Exercise objective: Go over the data and copy out each line with "this" in it.

Dataset rows for apps and sites:
▼

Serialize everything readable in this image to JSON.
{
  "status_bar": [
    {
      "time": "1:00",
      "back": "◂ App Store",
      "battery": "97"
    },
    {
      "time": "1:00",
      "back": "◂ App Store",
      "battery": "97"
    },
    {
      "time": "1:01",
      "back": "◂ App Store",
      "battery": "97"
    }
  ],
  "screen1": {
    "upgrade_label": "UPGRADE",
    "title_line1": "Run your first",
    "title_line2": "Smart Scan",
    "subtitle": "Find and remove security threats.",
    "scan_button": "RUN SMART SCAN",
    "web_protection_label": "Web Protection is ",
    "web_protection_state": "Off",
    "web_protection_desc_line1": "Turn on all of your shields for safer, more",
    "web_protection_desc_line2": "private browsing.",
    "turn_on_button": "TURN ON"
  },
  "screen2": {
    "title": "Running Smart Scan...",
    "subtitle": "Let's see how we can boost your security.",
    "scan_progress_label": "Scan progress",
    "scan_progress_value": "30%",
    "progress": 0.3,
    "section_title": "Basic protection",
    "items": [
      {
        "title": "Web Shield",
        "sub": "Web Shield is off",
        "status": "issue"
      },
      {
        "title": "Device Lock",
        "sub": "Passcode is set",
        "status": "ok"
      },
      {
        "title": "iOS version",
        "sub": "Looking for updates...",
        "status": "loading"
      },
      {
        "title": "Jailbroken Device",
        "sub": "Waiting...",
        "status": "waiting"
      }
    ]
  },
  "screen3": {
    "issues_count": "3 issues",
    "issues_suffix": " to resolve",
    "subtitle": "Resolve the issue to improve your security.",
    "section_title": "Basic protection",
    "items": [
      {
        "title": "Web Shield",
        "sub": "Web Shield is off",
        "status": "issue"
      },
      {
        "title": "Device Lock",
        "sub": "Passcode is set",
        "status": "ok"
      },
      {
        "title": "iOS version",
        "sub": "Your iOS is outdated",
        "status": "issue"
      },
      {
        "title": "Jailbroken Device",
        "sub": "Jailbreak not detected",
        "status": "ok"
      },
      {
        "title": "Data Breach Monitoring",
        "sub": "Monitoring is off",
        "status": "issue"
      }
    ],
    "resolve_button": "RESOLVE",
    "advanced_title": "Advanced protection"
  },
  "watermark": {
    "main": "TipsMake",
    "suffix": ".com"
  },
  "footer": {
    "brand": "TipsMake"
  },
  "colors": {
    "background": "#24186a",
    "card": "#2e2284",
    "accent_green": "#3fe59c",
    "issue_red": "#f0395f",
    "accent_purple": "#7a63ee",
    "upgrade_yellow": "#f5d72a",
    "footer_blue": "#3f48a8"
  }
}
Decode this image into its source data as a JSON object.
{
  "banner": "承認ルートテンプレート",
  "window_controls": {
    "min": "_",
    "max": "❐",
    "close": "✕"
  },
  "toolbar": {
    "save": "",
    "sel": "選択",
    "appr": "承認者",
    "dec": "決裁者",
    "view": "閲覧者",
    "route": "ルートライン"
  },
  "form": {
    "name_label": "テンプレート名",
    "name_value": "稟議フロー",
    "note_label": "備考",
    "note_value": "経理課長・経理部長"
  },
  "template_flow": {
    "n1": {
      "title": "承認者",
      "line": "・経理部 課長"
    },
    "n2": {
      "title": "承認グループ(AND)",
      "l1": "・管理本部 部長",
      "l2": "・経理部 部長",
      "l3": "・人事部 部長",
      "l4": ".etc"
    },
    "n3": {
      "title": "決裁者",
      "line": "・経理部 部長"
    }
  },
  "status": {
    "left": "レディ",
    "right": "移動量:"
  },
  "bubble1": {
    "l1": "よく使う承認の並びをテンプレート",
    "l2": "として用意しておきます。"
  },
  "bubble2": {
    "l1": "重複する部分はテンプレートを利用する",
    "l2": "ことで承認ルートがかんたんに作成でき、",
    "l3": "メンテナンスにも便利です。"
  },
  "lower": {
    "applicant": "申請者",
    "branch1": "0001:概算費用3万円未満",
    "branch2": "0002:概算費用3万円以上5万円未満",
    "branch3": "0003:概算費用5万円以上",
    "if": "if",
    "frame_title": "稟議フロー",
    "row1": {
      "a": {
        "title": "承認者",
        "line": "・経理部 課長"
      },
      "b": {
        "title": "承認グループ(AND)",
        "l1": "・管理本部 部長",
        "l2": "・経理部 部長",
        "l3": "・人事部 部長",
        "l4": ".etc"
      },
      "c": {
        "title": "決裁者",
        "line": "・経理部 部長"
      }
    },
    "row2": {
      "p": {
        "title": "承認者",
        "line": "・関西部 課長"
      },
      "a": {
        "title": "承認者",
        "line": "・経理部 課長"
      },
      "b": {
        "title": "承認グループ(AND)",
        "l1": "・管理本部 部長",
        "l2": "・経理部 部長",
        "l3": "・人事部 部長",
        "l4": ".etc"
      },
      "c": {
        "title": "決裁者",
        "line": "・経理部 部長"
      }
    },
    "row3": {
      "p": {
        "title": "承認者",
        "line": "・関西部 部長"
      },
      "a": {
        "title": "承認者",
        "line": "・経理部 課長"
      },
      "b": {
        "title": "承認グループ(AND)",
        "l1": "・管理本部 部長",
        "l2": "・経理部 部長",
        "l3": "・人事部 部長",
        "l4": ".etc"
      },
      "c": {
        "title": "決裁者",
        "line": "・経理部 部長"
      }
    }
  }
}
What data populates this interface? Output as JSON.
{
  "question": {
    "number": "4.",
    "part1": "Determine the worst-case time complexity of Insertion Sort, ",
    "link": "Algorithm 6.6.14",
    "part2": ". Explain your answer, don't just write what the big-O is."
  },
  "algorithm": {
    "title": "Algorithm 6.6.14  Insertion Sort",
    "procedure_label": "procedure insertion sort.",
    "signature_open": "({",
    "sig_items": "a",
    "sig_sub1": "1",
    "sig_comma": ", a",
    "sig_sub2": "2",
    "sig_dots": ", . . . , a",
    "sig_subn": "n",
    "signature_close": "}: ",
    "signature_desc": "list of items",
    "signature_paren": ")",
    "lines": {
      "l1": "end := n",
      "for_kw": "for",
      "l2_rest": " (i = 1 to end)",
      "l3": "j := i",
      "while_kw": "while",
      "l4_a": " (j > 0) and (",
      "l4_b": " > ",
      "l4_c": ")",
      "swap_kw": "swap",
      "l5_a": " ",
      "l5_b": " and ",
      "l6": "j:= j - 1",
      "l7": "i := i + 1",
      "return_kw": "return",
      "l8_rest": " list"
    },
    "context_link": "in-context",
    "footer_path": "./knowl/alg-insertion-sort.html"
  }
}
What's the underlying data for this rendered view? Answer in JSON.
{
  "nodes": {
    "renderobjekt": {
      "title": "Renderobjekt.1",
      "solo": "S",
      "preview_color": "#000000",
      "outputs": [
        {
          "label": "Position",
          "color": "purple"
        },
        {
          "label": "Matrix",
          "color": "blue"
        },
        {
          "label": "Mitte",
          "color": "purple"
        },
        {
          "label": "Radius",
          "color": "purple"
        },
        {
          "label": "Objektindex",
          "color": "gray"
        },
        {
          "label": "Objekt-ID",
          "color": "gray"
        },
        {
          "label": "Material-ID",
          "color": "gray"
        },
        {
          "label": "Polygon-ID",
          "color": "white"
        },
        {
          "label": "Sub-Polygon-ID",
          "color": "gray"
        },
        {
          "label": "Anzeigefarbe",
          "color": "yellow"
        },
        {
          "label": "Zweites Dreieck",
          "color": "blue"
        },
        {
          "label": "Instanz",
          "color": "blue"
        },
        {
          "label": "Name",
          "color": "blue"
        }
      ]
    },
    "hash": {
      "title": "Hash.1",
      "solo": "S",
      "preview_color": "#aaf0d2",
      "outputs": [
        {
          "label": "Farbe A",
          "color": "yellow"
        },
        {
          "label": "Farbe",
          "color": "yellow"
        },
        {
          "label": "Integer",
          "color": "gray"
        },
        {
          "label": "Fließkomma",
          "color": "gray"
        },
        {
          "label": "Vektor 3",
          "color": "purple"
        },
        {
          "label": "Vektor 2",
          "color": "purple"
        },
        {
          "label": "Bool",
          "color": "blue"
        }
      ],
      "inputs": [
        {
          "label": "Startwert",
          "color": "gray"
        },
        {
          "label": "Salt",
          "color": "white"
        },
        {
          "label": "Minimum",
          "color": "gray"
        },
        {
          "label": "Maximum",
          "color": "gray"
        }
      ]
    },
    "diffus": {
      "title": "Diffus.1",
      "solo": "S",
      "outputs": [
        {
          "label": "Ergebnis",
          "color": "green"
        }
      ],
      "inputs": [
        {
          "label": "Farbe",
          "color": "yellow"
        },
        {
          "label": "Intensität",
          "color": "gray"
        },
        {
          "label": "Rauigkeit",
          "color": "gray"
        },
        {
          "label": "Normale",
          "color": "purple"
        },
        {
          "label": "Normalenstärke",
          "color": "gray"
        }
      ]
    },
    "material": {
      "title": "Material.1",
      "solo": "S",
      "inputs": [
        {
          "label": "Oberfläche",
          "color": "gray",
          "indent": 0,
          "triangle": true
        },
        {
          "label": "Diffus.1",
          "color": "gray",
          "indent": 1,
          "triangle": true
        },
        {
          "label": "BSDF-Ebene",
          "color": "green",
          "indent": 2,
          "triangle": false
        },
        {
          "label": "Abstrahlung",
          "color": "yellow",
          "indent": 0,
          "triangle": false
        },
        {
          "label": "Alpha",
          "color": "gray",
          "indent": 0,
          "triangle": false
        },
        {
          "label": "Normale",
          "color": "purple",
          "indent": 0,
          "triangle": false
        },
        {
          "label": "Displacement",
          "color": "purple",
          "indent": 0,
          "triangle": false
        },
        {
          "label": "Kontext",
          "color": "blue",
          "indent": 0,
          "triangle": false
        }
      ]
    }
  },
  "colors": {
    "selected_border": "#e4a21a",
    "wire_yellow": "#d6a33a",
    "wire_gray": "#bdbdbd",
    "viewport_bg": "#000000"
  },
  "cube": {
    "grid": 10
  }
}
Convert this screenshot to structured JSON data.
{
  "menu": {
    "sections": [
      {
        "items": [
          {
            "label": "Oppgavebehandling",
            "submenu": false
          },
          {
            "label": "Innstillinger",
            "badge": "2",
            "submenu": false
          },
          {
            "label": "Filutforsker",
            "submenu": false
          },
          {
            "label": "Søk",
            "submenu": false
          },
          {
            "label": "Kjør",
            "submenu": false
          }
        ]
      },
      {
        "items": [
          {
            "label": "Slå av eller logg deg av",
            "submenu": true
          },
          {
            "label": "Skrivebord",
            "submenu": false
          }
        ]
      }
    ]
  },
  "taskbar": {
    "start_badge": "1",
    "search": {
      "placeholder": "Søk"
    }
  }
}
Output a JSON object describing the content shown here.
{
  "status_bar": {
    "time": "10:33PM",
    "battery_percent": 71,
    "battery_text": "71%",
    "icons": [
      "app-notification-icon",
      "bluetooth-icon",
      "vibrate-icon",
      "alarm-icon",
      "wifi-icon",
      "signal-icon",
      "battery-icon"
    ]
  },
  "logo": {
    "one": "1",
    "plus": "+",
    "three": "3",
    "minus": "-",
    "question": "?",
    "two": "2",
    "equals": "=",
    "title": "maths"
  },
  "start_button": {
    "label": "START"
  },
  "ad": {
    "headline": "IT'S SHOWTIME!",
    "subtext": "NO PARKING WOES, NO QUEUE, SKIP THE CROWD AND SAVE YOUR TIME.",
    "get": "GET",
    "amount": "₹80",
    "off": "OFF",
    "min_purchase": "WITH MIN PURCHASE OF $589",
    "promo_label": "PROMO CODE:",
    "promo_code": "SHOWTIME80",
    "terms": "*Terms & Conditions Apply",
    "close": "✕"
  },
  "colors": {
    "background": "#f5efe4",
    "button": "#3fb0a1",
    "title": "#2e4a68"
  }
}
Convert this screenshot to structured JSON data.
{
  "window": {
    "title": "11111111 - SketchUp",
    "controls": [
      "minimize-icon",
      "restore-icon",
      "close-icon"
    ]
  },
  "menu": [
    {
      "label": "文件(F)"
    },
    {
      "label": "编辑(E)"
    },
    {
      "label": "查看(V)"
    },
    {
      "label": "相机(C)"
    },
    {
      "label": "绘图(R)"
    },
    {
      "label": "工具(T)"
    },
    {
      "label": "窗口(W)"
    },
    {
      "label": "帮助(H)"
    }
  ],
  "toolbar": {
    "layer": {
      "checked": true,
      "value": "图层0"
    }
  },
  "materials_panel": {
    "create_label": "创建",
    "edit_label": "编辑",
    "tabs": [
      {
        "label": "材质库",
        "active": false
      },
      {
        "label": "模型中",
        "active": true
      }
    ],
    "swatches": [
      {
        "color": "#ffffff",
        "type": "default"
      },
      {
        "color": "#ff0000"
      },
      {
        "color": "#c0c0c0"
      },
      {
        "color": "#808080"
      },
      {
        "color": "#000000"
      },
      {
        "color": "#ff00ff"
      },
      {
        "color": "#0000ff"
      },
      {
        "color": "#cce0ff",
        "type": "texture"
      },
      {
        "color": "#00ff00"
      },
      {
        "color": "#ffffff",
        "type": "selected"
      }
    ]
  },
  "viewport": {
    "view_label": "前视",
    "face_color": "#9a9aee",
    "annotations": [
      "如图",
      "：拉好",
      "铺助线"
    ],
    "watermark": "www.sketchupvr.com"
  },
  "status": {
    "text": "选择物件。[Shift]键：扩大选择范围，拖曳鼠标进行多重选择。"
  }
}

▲

Answer section:
Serialize everything readable in this image to JSON.
Decode this image into its source data as a JSON object.
What data populates this interface? Output as JSON.
What's the underlying data for this rendered view? Answer in JSON.
Convert this screenshot to structured JSON data.
Convert this screenshot to structured JSON data.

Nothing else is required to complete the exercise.